Business class was designed to teach studentsâ€”i.e. femalesâ€”how to become proficient at using adding machines, typewriters, and basic bookkeeping principles. The teacher, Mr. Stadeen, had a nasty habit of looking over the shoulders of the well-endowed students and down their blouses. When we complained to the administration about the leering, we received shrugs and smiles. As it turned out Mr. Stadeen was just being a rascal. Wink, wink. I learned being a female was about appearances and not about being taken seriously.
High school graduation meant going out on my own. After working a year as a waitress, I was accepted into St. Cloud State University. I had no idea what I was doing, just a fuzzy concept that this would make me employable at a potentially higher pay range. My parents had not attended college, my oldest brother had left home to join a religious commune, my next oldest brother had joined the army, and here I was about to dive in completely over my head. I met with an overburdened advisor that spat out a few suggestions before closing the door to his office so that he could steal a few moments of peace. Thus armed for the future, I attended classes without a clue of where I was going, or why. Getting decent grades was a corridor to graduation; not a road to an expanded world.
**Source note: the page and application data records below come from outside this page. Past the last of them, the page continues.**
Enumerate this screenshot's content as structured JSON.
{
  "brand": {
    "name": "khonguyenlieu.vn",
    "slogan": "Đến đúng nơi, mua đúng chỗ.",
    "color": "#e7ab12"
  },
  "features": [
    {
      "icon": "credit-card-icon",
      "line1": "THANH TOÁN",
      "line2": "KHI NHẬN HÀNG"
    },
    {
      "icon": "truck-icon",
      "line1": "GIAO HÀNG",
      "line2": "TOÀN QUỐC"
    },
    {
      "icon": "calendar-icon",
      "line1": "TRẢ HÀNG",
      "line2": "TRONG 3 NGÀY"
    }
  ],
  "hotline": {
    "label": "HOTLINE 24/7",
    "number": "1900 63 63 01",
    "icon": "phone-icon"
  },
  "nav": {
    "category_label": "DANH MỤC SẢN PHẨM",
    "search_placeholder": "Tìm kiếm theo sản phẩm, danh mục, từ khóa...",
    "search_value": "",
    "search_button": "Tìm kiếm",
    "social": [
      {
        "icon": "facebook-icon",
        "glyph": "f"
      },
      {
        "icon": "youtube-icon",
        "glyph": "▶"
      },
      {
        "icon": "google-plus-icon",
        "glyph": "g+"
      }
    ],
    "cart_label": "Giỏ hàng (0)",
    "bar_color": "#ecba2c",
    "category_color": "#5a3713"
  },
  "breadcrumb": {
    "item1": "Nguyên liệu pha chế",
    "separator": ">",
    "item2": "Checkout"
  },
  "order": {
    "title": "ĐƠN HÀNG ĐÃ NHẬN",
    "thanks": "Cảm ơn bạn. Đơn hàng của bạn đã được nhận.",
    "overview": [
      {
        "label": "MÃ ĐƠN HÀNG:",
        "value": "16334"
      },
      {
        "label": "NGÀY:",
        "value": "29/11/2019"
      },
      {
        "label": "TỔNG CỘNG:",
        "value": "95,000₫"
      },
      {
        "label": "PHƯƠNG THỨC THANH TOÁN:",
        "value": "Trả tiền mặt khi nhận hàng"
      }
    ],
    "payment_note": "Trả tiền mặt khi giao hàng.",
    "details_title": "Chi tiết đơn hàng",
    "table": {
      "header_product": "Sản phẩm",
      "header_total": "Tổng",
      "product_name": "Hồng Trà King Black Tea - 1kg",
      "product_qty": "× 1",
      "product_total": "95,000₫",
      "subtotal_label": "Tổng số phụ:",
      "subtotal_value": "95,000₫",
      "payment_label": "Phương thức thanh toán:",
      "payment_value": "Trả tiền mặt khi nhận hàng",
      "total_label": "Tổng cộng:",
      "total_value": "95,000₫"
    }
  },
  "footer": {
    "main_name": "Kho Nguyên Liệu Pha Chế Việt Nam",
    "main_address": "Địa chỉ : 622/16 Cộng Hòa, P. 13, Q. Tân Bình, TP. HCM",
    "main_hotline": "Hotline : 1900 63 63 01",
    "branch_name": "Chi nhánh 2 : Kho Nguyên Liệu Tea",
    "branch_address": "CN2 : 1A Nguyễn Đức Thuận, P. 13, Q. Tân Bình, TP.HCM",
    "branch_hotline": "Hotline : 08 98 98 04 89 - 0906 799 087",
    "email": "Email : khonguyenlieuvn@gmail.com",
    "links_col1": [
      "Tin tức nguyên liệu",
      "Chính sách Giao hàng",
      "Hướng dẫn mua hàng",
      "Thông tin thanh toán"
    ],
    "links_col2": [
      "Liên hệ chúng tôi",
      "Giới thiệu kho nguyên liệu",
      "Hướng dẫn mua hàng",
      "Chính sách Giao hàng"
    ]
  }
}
I recall going home to visit my parents on break and sharing a classroom discussion. My parents shook their heads in dismay, and told me it was ridiculous and dangerous to expose myself to radical thinking. (I was sharing teachings from Plato and Aristotle.) I learned I could leave home, but I could not return with vestiges of the outside world.
Here I sit thirty years later, keyboarding on a home computer not even imagined when I was a college student circa the 1970â€™s. The question before me, the one Iâ€™m struggling to discern, is â€œWhat is an educated person?â€
My highlighted educational moments from the past speak to an ongoing process that has shaped who I am today, but ignore the much bigger, brighter, side of who I want to become. I cannot conceive of the time that I will not fall asleep with a book in my hands for I have an unquenchable thirst to discover. I weeded out relationships that held me down, and have flourished as a result. Other than a few family members that remain steadfast in the â€œfear of changeâ€ camp, I am now surrounded with people that uplift and encourage me even as they cultivate and tend their own educational growth.
The words â€œbeing an educated personâ€ sound like a finished product. From the moment I took a pencil in hand, furrowed my brow, and printed the alphabet on grainy beige paper, I have never ignored the power of discovery. Just as learning to write the alphabet led to reading, and reading led to a voracious book habit; learning to ask questions has led to a lifetime of seeking answers. Along the way I have discovered, and continue to discover:
â€¢ I do not have to conform
â€¢ I work at no longer fearing mistakes because they are the best ways to learn
â€¢ I must allow my creative needs to flow and not be restricted by damming, or damning, criticism (from myself or others)
â€¢ I can allow my light to shine by being who I am instead of hiding in a crowd
â€¢ I welcome and embrace the power of being a woman instead of feeling subservient
â€¢ And, I will not be silent when I feel impassioned by the wisdom of great minds.
What is an educated person?
I am still learning.